Has the passion to play full-time really returned? Does his body hold up during the training, matches and frequent cross-country flights? Is he OK being away from nine-month-old baby Talon? If the answer to enough of those questions is "yes," don't be surprised if he's on Team Galaxy to start the 2017 season.
More tenuous is Donovan's return to the United States national team. It won't happen, not for the team's upcoming friendlies in October or the start of the final round of CONCACAF World Cup qualifying in November or ever again.
It's goes beyond the fact that his relationship with head coach Jurgen Klinsmann is almost certainly fractured beyond repair. The American team is moving beyond Donovan's generation of players. The future of the attack is Jozy Altidore, Bobby Wood, Jordan Morris, Darlington Nagbe, Zardes and other 20-somethings (and, yes, teenager Christian Pulisic), not nearly 35-year-old Donovan and his brethren.
Even if he could make a difference now, it doesn't make sense to bring Donovan along in the context of where the U.S. team is headed as a unit. And he might not even want to return, content to spare his aging body the wear and tear that international duty adds.
Donovan's comeback tour isn't about altering his legacy in any way or about adding the bit of gravitas that another couple of international appearances would bring. He's already cemented that reputation. This move, like all the other decisions in his past, is about a smart, complex individual making the choice he wanted to make.

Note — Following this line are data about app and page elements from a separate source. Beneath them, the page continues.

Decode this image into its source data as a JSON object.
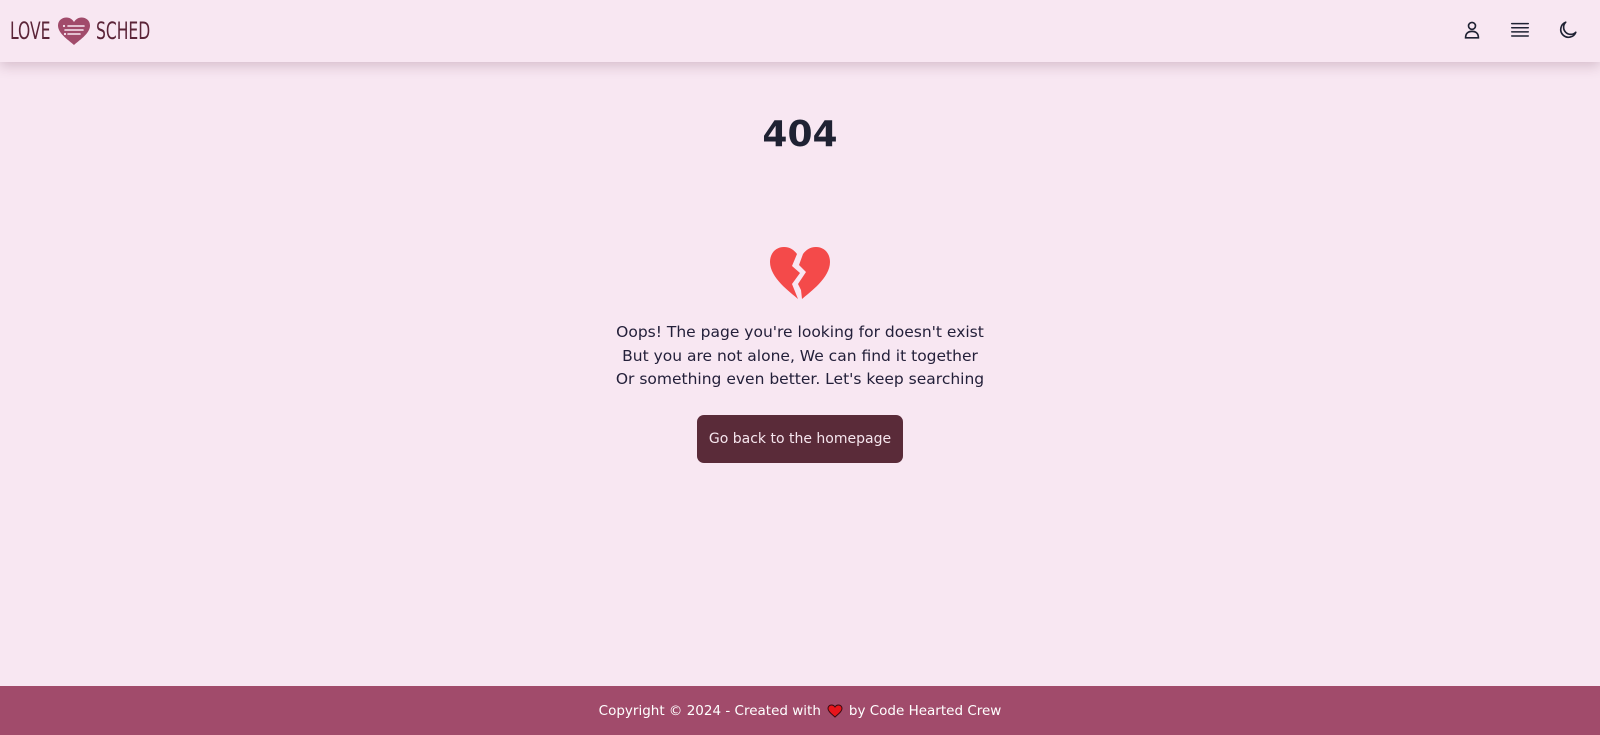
{
  "header": {
    "brand_left": "LOVE",
    "brand_right": "SCHED",
    "icons": [
      "user-icon",
      "menu-lines-icon",
      "moon-icon"
    ]
  },
  "main": {
    "code": "404",
    "icon": "broken-heart-icon",
    "messages": [
      "Oops! The page you're looking for doesn't exist",
      "But you are not alone, We can find it together",
      "Or something even better. Let's keep searching"
    ],
    "button_label": "Go back to the homepage"
  },
  "footer": {
    "text_before": "Copyright © 2024 - Created with",
    "icon": "heart-icon",
    "text_after": "by Code Hearted Crew"
  },
  "colors": {
    "background": "#f8e7f2",
    "brand": "#5b2438",
    "button": "#5a2b39",
    "heart": "#f44a4a",
    "footer": "#a14b6b"
  }
}
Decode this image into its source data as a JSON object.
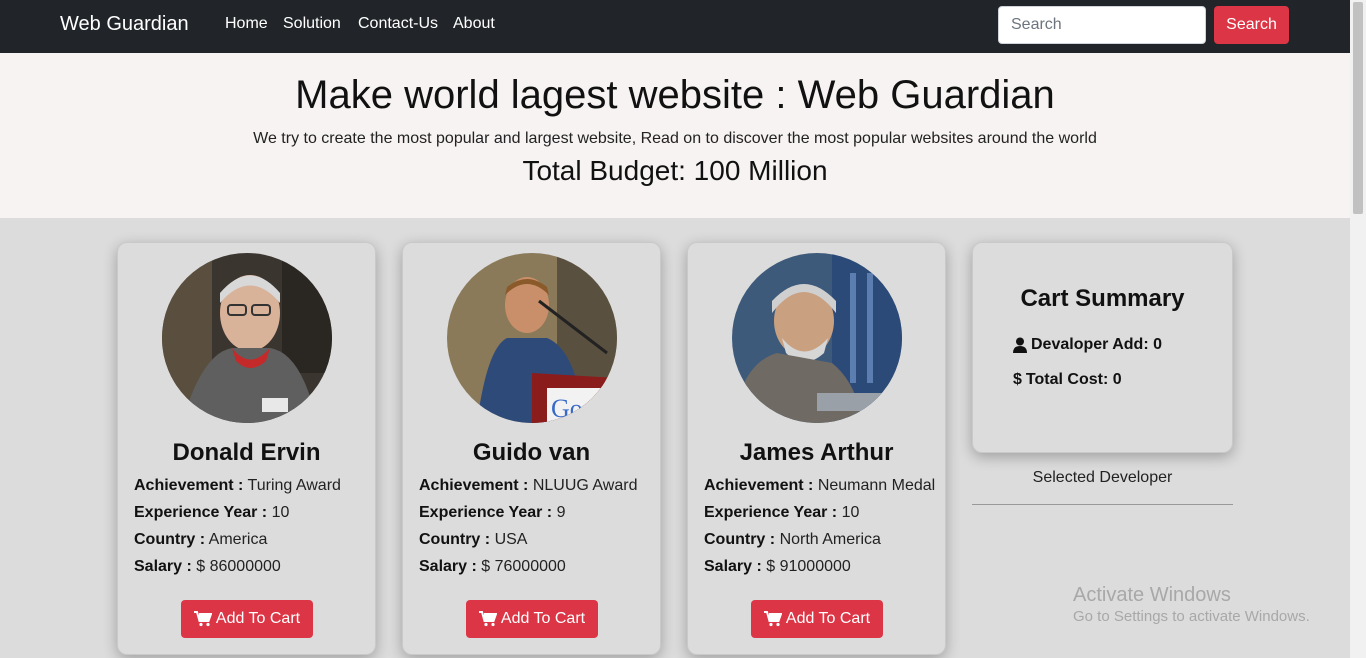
{
  "navbar": {
    "brand": "Web Guardian",
    "links": [
      "Home",
      "Solution",
      "Contact-Us",
      "About"
    ],
    "search_placeholder": "Search",
    "search_button": "Search"
  },
  "hero": {
    "title": "Make world lagest website : Web Guardian",
    "subtitle": "We try to create the most popular and largest website, Read on to discover the most popular websites around the world",
    "budget": "Total Budget: 100 Million"
  },
  "labels": {
    "achievement": "Achievement :",
    "experience": "Experience Year :",
    "country": "Country :",
    "salary": "Salary :"
  },
  "developers": [
    {
      "name": "Donald Ervin",
      "achievement": "Turing Award",
      "experience": "10",
      "country": "America",
      "salary": "$ 86000000",
      "button": "Add To Cart"
    },
    {
      "name": "Guido van",
      "achievement": "NLUUG Award",
      "experience": "9",
      "country": "USA",
      "salary": "$ 76000000",
      "button": "Add To Cart"
    },
    {
      "name": "James Arthur",
      "achievement": "Neumann Medal",
      "experience": "10",
      "country": "North America",
      "salary": "$ 91000000",
      "button": "Add To Cart"
    }
  ],
  "cart_summary": {
    "title": "Cart Summary",
    "developer_add": "Devaloper Add: 0",
    "total_cost": "Total Cost: 0",
    "selected_label": "Selected Developer"
  },
  "watermark": {
    "line1": "Activate Windows",
    "line2": "Go to Settings to activate Windows."
  },
  "colors": {
    "navbar": "#212529",
    "accent_red": "#dc3545",
    "hero_bg": "#f7f3f2",
    "page_bg": "#dcdcdc"
  },
  "icons": {
    "cart": "shopping-cart-icon",
    "user": "user-icon",
    "dollar": "dollar-icon"
  }
}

On Thursday, Donovan's long path through the highest echelons of American soccer took one more surprising turn. Wherever this latest road ends, don't say he didn't pick his own way.